One of Johannes Krüger's earliest Olympia
designs, the Simplex
Johannes Krüger is arguably the most under-acknowledged of the great typewriter design mechanics of the 20th century. His designs include those for some of the typewriters most cherished among collectors and users today - the early Olympia SM series models, 1 through to 5.
Yet these were mere footnotes on Krüger's typewriter curriculum vitae, which is just so incredibly impressive. It starts with the Stoewer four-bank portable in 1926, continues through that to the fabulous Rheinmetall, and extends on to the first Olympia portables from 1931, including the Simplex, the Progress, the Elite, the Filia and the Robust. And in the months leading up to the outbreak of World War II, Krüger's crowning achievement still lay ahead of him.
Krüger's four-bank Stoewer (1926), which grew into the Rheinmetall after Stoewer went out of business.
Georg Sommeregger Collection. See Georg's Stoewer story here.
But more on that later. I plan to attempt to redress the lack of recognition for Krüger by covering his vast range of typewriter designs in three parts, leading to his last and perhaps greatest typewriter. First, his early early years, from 1926-1936.
Krüger was born in 1898 in Stettin, now Szczecin, capital of the West Pomeranian Voivodeship in Poland, but from 1870 part of the German Empire. It became a Polish city in July 1945.
Krüger studied mechanical engineering and in 1915, aged 17, he began four years' service as a warship engineer. In peacetime he completed a two-year apprenticeship as a typewriter mechanic and in 1921 went to work for Stoewer in Stettin.
Stoewer began making typewriters in 1901 and was fortunate enough to obtain the services of German design genius Paul Grützmann (1871-1953). Krüger, in turn, was fortunate enough to learn his trade from Grützmann. In the mid-1920s, however, Stoewer got into financial difficulties, and in August 1930 its factory was shut down.
The end at Stoewer marked the beginning for the offshoot of its four-bank portable, the remarkable Rheinmetall, again with a detachable carriage. This striking model below is by now, I'm happy to say, headed in my direction, and will add to the many fine examples of Krüger's design work in my collection:
In 1926 Krüger's design for Stoewer was the first for a German four-bank, and it became the standard for almost all subsequent German portables of this size.
With the closure of the Stoewer factory, Krüger moved to Erfurt to join Olympia.

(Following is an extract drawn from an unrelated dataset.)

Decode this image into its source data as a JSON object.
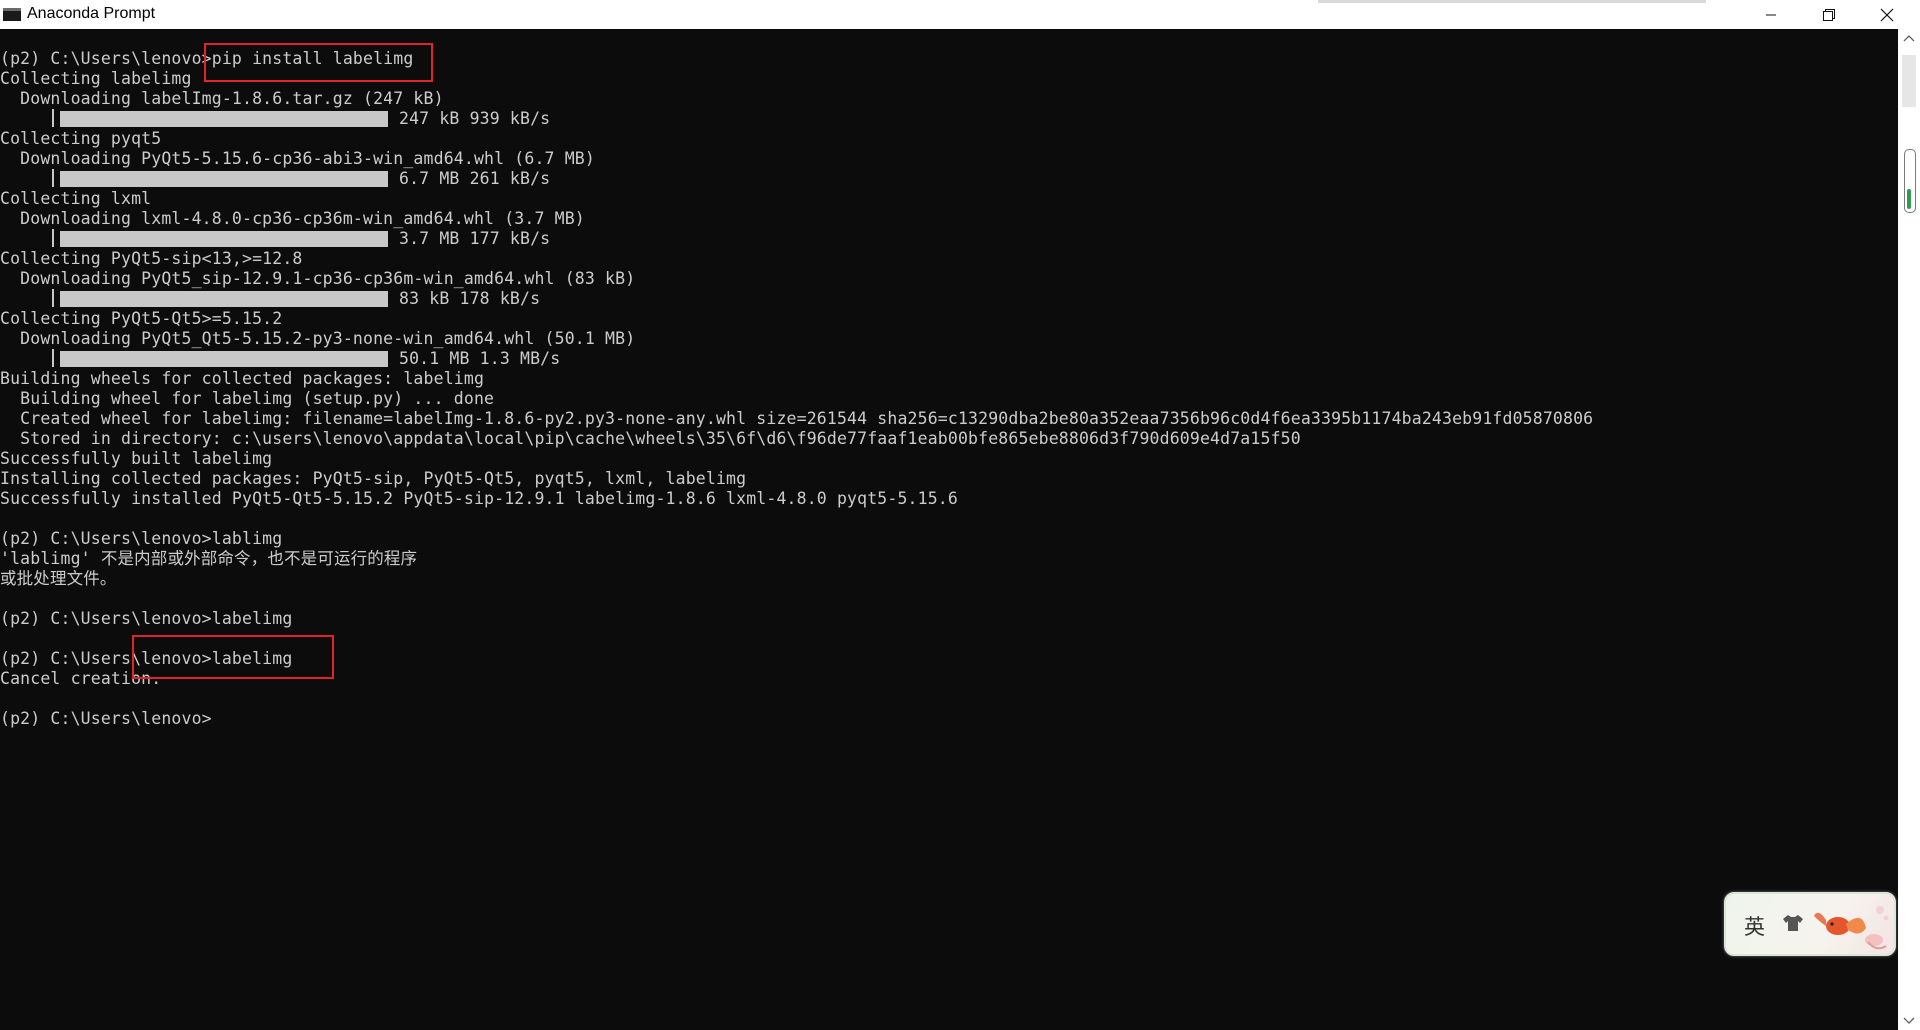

Ernst Martin in his Die Schreibmaschine und ihre Entwicklungsgeschichte (1949) tells us that at Erfurt Krüger's first design was the Olympia Klein, made in 1931 by Europa, as Olympia was then known. This became, in 1933, the Simplex.
But before then, in 1932, came a much more advanced model, one which was to set the design pattern for Olympia for the next 30 years or more - Krüger's Progress:
As well, Olympia released the Elite that same year:
And in 1935 came the Olympia Robust:
NEXT: The flight of Olympia workers from Soviet occupation to the West - to start a new era, but one still employing Krüger's designs.